ABOUT THIS EXERCISE ▸
Look through the lines of the material and count those containing "success". Give that count alone.

DATA RECORDS ▸
========

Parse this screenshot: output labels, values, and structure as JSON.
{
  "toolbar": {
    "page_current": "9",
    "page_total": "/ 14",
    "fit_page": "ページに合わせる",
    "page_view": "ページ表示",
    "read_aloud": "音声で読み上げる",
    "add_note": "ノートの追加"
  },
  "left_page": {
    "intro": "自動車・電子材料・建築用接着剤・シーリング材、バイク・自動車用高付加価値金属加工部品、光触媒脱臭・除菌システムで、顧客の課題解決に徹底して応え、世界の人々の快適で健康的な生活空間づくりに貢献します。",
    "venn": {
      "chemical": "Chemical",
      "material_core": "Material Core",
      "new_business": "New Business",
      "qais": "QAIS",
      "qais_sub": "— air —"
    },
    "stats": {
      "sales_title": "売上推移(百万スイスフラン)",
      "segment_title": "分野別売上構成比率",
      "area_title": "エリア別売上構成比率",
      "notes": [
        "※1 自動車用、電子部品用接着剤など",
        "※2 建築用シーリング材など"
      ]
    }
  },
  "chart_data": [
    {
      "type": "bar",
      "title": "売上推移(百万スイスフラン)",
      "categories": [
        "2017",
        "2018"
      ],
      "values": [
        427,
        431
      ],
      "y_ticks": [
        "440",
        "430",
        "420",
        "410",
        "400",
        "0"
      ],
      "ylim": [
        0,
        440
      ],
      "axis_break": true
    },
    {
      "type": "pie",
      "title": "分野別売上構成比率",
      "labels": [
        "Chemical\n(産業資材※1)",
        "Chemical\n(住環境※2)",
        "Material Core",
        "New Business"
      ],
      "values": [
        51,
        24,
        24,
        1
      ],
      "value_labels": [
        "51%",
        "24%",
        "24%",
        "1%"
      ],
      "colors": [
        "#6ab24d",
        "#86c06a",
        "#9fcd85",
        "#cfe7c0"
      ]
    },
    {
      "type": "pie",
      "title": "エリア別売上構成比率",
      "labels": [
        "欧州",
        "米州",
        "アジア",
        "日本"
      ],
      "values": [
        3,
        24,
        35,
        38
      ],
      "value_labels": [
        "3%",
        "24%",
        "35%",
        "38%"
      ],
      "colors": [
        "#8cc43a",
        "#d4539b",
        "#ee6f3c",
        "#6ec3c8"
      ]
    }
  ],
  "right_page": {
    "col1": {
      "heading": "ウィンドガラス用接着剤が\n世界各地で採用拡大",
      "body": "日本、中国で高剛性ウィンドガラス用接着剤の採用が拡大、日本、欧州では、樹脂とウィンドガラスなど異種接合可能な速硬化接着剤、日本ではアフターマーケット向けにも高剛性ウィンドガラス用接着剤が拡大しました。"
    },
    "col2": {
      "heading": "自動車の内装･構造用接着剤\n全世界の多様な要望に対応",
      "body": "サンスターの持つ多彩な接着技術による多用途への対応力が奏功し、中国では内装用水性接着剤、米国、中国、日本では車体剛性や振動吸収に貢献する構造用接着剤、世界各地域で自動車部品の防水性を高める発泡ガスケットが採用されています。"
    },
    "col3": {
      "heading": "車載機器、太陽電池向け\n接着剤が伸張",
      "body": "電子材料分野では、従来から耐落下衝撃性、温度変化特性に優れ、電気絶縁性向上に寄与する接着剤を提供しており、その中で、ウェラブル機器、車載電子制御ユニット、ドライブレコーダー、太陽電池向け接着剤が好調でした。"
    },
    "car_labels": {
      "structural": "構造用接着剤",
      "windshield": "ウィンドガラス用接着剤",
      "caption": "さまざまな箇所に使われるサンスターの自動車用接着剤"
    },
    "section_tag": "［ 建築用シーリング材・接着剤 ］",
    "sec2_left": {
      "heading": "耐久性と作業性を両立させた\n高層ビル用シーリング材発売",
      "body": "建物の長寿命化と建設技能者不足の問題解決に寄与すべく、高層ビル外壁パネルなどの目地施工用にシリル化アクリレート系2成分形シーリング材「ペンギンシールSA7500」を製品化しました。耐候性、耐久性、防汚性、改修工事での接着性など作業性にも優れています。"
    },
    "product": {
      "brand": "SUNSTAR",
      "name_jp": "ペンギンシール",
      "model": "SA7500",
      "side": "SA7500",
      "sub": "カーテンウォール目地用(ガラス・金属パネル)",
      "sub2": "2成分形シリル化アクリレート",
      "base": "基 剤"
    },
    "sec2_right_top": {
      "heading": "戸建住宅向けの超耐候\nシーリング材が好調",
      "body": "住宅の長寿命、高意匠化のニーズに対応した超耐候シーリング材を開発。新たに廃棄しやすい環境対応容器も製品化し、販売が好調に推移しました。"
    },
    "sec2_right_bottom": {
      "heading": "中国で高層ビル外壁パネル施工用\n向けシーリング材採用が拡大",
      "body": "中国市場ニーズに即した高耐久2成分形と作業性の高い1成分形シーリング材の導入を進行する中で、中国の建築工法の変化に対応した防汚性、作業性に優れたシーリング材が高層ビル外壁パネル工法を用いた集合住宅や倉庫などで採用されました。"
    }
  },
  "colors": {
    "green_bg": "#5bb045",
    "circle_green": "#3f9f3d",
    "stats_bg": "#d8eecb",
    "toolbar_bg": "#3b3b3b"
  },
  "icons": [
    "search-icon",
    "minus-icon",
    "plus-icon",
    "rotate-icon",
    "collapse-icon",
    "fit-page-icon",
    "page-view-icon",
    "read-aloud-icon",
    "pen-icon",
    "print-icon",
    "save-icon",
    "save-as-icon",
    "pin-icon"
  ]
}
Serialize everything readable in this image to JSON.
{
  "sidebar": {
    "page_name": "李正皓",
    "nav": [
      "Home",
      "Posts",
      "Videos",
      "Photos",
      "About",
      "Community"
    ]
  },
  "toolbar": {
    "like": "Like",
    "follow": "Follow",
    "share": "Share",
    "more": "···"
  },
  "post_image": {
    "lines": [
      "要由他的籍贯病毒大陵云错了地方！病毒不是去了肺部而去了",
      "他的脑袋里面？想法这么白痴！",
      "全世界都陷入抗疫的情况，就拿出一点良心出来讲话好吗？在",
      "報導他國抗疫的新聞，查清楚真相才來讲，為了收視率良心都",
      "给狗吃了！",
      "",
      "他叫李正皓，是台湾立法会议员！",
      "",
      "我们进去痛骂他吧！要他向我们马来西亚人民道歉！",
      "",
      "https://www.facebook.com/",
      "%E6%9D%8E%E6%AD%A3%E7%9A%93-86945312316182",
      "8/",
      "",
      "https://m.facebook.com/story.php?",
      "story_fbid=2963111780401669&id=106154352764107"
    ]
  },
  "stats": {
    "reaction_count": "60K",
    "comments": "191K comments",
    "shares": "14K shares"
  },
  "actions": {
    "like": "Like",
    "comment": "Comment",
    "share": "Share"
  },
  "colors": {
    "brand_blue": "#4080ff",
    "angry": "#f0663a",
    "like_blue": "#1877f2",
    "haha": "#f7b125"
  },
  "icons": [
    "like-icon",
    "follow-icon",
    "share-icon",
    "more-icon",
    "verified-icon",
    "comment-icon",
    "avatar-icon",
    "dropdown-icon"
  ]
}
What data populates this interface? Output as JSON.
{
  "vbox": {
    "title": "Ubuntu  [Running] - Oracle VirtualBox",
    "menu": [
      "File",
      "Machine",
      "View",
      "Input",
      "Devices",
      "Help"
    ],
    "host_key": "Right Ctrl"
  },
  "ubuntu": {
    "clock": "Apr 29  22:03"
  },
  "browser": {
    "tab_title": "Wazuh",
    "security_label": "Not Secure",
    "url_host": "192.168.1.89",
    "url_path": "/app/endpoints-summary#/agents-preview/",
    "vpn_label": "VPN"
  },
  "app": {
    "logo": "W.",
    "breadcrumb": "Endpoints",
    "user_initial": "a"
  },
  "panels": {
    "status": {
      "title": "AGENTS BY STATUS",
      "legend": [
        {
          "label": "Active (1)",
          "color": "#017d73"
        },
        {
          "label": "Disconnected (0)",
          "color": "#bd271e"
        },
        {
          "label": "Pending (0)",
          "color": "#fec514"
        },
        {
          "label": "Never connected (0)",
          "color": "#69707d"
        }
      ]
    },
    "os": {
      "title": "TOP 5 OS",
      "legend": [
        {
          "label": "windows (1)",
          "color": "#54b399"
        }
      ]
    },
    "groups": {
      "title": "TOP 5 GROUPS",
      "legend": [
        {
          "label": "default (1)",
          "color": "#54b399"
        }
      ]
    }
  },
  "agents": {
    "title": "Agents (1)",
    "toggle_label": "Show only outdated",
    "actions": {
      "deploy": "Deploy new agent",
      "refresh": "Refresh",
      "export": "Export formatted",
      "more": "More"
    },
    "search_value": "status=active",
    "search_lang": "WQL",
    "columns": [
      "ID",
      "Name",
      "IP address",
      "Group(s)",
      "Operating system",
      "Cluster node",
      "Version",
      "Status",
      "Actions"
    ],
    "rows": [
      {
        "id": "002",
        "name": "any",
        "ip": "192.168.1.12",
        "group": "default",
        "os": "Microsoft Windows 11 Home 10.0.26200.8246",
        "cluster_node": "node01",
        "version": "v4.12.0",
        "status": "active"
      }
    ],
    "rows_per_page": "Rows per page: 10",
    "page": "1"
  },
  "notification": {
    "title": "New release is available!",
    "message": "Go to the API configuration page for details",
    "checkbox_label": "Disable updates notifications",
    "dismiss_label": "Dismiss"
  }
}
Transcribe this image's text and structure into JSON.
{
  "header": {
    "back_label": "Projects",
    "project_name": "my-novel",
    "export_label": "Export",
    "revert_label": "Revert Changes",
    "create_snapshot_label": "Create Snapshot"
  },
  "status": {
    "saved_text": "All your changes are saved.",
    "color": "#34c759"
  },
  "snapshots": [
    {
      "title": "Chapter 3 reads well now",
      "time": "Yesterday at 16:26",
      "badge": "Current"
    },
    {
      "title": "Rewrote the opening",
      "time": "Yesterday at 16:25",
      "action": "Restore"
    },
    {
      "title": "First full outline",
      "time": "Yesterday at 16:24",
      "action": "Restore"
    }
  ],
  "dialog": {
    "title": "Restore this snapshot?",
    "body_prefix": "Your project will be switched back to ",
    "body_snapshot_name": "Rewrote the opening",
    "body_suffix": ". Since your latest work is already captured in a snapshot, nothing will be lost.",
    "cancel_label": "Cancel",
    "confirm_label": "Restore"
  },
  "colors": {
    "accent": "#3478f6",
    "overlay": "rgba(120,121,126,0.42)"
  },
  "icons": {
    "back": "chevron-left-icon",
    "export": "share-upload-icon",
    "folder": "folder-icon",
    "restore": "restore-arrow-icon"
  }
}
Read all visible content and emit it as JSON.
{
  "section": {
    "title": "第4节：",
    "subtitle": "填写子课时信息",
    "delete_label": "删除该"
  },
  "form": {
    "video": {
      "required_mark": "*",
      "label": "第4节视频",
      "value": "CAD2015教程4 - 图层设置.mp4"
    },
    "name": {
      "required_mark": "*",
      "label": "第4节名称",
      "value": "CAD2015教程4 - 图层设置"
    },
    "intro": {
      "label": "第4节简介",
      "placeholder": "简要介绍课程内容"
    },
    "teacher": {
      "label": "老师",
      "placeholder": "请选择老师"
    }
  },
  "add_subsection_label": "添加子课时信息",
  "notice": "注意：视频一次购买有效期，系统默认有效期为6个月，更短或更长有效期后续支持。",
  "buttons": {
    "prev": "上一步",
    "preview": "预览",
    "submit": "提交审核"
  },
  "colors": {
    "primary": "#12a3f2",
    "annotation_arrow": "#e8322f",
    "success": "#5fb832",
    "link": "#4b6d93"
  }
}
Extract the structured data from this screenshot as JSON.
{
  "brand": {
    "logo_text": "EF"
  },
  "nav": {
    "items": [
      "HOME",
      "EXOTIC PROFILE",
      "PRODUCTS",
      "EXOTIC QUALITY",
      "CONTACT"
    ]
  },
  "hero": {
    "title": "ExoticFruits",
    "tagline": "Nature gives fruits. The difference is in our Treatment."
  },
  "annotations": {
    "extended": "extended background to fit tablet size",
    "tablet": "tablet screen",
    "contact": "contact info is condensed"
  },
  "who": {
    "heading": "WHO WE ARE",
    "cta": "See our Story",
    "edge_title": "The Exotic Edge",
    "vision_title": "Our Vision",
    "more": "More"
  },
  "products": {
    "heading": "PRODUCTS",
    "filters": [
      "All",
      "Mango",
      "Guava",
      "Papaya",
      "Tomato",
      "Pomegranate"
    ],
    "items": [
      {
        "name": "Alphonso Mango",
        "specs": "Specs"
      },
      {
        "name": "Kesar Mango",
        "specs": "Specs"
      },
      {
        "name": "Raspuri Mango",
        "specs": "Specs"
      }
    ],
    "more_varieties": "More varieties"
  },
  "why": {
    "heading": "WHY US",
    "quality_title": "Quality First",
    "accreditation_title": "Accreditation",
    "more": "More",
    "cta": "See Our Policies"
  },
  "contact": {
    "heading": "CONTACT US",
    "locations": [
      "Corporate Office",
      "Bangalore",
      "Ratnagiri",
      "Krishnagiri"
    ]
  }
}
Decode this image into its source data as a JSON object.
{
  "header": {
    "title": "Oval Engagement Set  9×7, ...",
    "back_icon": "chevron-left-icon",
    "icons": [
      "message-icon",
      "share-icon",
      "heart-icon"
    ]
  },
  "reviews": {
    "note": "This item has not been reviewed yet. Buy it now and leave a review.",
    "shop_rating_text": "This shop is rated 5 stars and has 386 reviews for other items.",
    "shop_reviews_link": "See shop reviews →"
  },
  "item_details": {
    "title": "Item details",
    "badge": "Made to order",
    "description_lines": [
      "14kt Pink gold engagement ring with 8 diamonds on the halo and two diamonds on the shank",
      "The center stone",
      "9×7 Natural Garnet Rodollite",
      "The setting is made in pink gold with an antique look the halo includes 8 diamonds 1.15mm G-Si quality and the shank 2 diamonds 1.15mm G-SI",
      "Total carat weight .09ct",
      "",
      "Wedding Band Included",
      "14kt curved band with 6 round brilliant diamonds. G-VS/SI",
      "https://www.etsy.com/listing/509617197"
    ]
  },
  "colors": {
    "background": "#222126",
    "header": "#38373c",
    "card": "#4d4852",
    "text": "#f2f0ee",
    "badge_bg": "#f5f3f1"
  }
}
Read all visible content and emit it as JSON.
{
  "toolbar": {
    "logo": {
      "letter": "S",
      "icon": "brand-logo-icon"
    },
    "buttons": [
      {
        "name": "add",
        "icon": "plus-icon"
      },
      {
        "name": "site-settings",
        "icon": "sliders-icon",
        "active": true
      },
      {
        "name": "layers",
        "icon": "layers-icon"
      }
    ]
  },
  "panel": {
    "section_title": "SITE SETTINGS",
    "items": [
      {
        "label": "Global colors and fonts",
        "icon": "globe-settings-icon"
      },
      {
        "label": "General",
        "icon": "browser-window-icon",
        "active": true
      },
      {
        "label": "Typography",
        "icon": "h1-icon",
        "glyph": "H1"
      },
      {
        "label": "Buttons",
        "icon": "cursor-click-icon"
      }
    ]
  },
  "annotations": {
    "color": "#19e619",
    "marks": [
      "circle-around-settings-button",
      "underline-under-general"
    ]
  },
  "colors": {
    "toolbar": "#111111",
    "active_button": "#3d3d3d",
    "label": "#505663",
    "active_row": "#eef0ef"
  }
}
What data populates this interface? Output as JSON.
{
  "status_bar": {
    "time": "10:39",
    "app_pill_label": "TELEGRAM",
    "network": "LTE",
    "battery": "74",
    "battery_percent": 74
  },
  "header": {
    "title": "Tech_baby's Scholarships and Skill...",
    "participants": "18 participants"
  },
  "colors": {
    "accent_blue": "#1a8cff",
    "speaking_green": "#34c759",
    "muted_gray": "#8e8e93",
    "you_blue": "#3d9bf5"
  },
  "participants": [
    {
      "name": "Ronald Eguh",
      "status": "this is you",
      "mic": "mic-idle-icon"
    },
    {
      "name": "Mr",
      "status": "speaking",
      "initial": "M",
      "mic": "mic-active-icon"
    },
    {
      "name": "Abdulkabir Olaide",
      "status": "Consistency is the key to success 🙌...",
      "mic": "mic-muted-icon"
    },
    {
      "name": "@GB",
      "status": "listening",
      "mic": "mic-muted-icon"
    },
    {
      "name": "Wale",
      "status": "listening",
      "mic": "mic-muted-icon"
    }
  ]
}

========

TASK RESPONSE ▸
2